Rebecca is a mother of two who has a passion for taking a holistic approach to life -‐ embracing the mind, body and spirit. She believes in peaceful, mindful parenting, natural living and sustainability. She adores sharing her knowledge and experience to help encourage and empower others.
SUNDRIED• TOMATO • PESTO
Ingredients: •3/4 cup raw pumpkin seeds •3/4 cup sundried tomato (soak •2 garlic cloves •handful of fresh basil •1/2 tsp. pepper •1/2 lemon juice •1 1/4 cups olive oil
in water to soften, keep water)
In the food processor or blender, put all ingredients in except olive oil. Process or blend until well combined, add some water left over from the soaking tomatoes to help movement.
Slowly add olive oil as the processor or blender is running on low. This allows you to control the consistency of your pesto. By adding the oil last it also stops it from getting too heated up.
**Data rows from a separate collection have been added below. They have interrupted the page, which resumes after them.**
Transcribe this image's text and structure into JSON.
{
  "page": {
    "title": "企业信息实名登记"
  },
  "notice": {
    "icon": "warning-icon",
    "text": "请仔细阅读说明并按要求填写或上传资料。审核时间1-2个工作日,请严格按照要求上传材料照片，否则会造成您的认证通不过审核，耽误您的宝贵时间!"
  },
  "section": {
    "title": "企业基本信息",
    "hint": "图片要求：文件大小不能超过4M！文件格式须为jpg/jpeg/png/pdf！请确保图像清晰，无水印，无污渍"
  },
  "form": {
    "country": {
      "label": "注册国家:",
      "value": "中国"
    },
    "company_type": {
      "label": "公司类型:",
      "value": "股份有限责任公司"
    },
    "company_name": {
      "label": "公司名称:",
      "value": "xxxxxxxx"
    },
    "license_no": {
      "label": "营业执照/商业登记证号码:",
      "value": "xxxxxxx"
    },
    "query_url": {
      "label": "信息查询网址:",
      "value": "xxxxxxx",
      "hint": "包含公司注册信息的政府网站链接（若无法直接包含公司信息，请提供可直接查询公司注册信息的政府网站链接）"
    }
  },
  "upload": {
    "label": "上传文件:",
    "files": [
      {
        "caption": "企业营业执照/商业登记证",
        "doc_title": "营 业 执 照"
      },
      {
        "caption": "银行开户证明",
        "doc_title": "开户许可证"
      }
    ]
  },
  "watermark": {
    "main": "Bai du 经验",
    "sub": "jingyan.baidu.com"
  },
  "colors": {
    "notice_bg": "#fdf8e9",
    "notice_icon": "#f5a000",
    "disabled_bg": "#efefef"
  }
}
Serve with vegetables as a dip, use as a salad dressing, put on your fresh pasta or grain salad.